Task statement -
I need each line of the entries below that includes the string "Mobile".

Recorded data
════
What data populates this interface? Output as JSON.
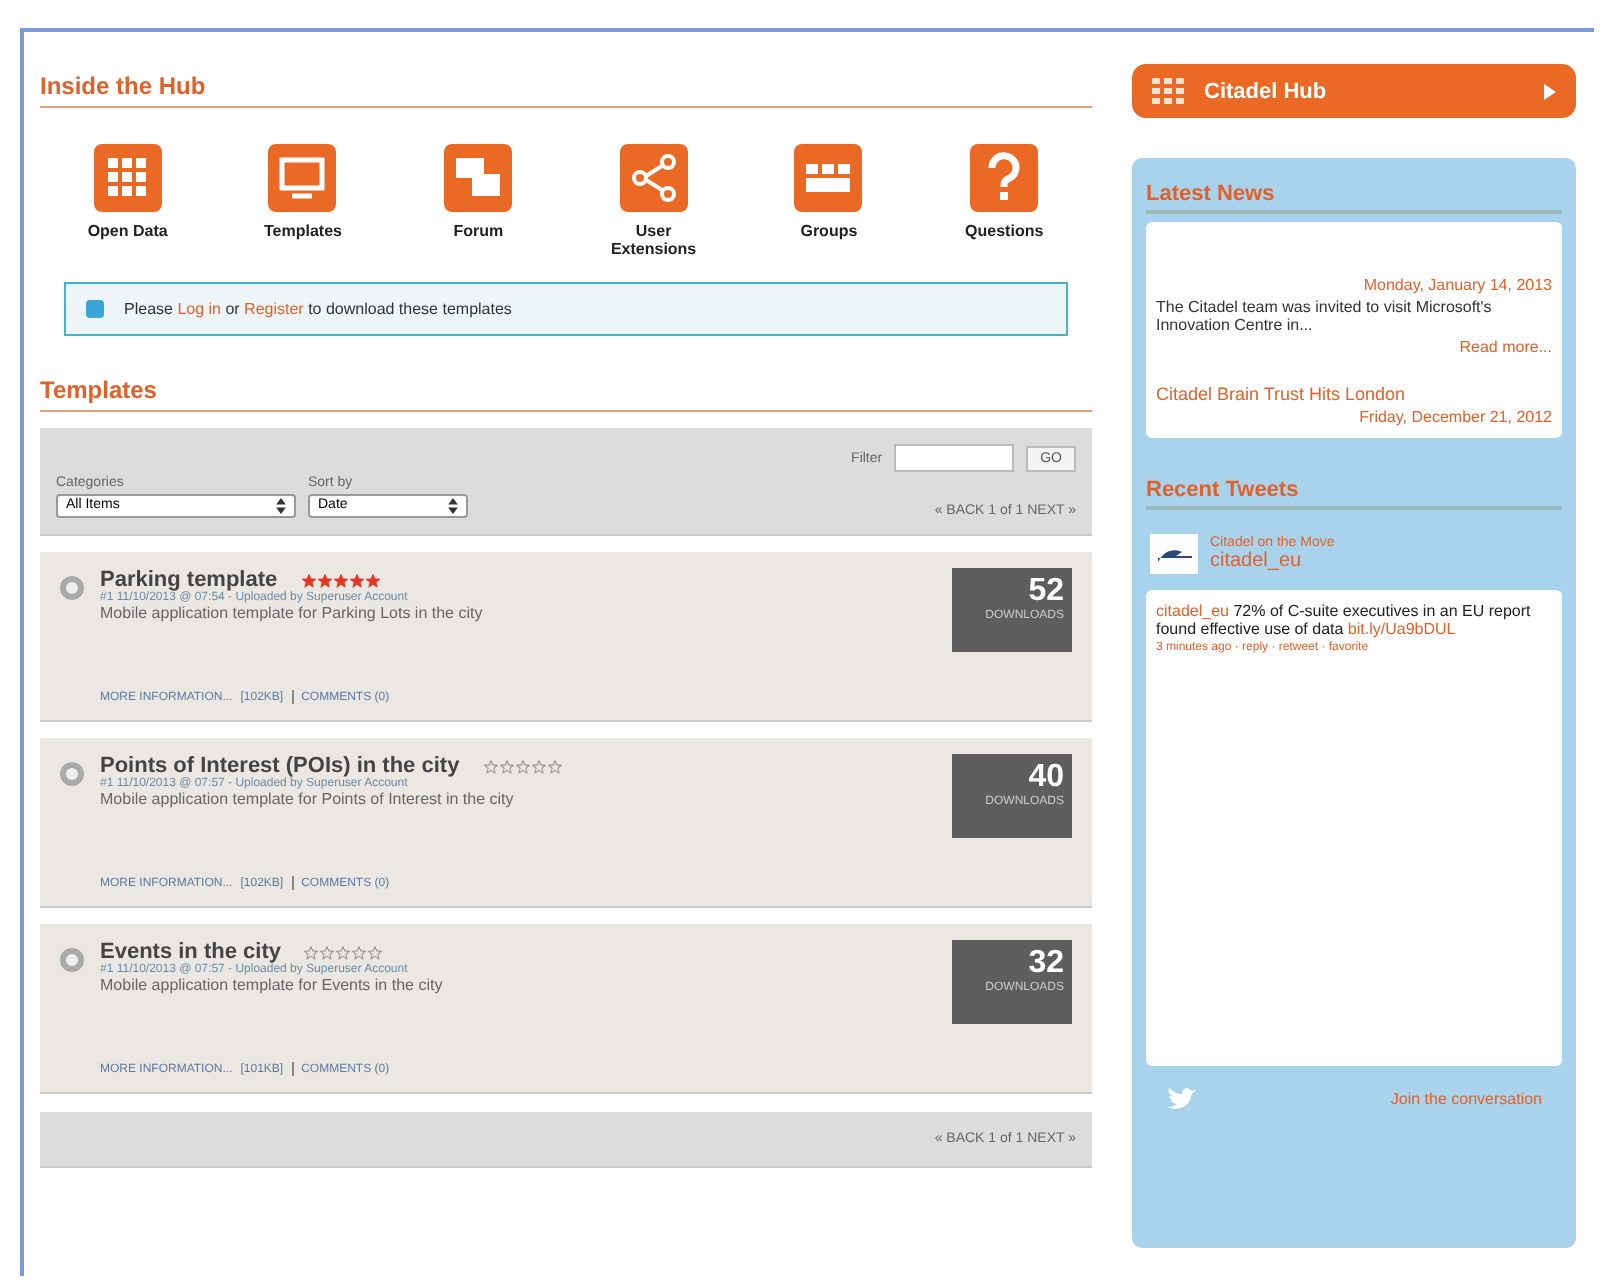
{
  "hub": {
    "title": "Inside the Hub",
    "items": [
      {
        "kind": "grid",
        "label": "Open Data"
      },
      {
        "kind": "monitor",
        "label": "Templates"
      },
      {
        "kind": "chat",
        "label": "Forum"
      },
      {
        "kind": "share",
        "label": "User Extensions"
      },
      {
        "kind": "people",
        "label": "Groups"
      },
      {
        "kind": "question",
        "label": "Questions"
      }
    ]
  },
  "notice": {
    "before": "Please",
    "login": "Log in",
    "middle": "or",
    "register": "Register",
    "after": "to download these templates"
  },
  "templates": {
    "title": "Templates",
    "filter": {
      "label": "Filter",
      "button": "GO"
    },
    "categories": {
      "label": "Categories",
      "value": "All Items"
    },
    "sort": {
      "label": "Sort by",
      "value": "Date"
    },
    "pager_top": "« BACK 1 of 1 NEXT »",
    "items": [
      {
        "title": "Parking template",
        "stars": 5,
        "meta": "#1 11/10/2013 @ 07:54 - Uploaded by Superuser Account",
        "description": "Mobile application template for Parking Lots in the city",
        "more": "MORE INFORMATION...",
        "size": "[102KB]",
        "comments": "COMMENTS (0)",
        "count": "52",
        "count_label": "DOWNLOADS"
      },
      {
        "title": "Points of Interest (POIs) in the city",
        "stars": 0,
        "meta": "#1 11/10/2013 @ 07:57 - Uploaded by Superuser Account",
        "description": "Mobile application template for Points of Interest in the city",
        "more": "MORE INFORMATION...",
        "size": "[102KB]",
        "comments": "COMMENTS (0)",
        "count": "40",
        "count_label": "DOWNLOADS"
      },
      {
        "title": "Events in the city",
        "stars": 0,
        "meta": "#1 11/10/2013 @ 07:57 - Uploaded by Superuser Account",
        "description": "Mobile application template for Events in the city",
        "more": "MORE INFORMATION...",
        "size": "[101KB]",
        "comments": "COMMENTS (0)",
        "count": "32",
        "count_label": "DOWNLOADS"
      }
    ],
    "pager_bottom": "« BACK 1 of 1 NEXT »"
  },
  "hub_button": "Citadel Hub",
  "news": {
    "title": "Latest News",
    "items": [
      {
        "date": "Monday, January 14, 2013",
        "text": "The Citadel team was invited to visit Microsoft's Innovation Centre in...",
        "more": "Read more..."
      },
      {
        "headline": "Citadel Brain Trust Hits London",
        "date": "Friday, December 21, 2012"
      }
    ]
  },
  "tweets": {
    "title": "Recent Tweets",
    "account_name": "Citadel on the Move",
    "handle": "citadel_eu",
    "tweet": {
      "user": "citadel_eu",
      "text": "72% of C-suite executives in an EU report found effective use of data",
      "link": "bit.ly/Ua9bDUL",
      "meta": "3 minutes ago · reply · retweet · favorite"
    },
    "join": "Join the conversation"
  }
}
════
Written solution -
        "description": "Mobile application template for Parking Lots in the city",
        "description": "Mobile application template for Points of Interest in the city",
        "description": "Mobile application template for Events in the city",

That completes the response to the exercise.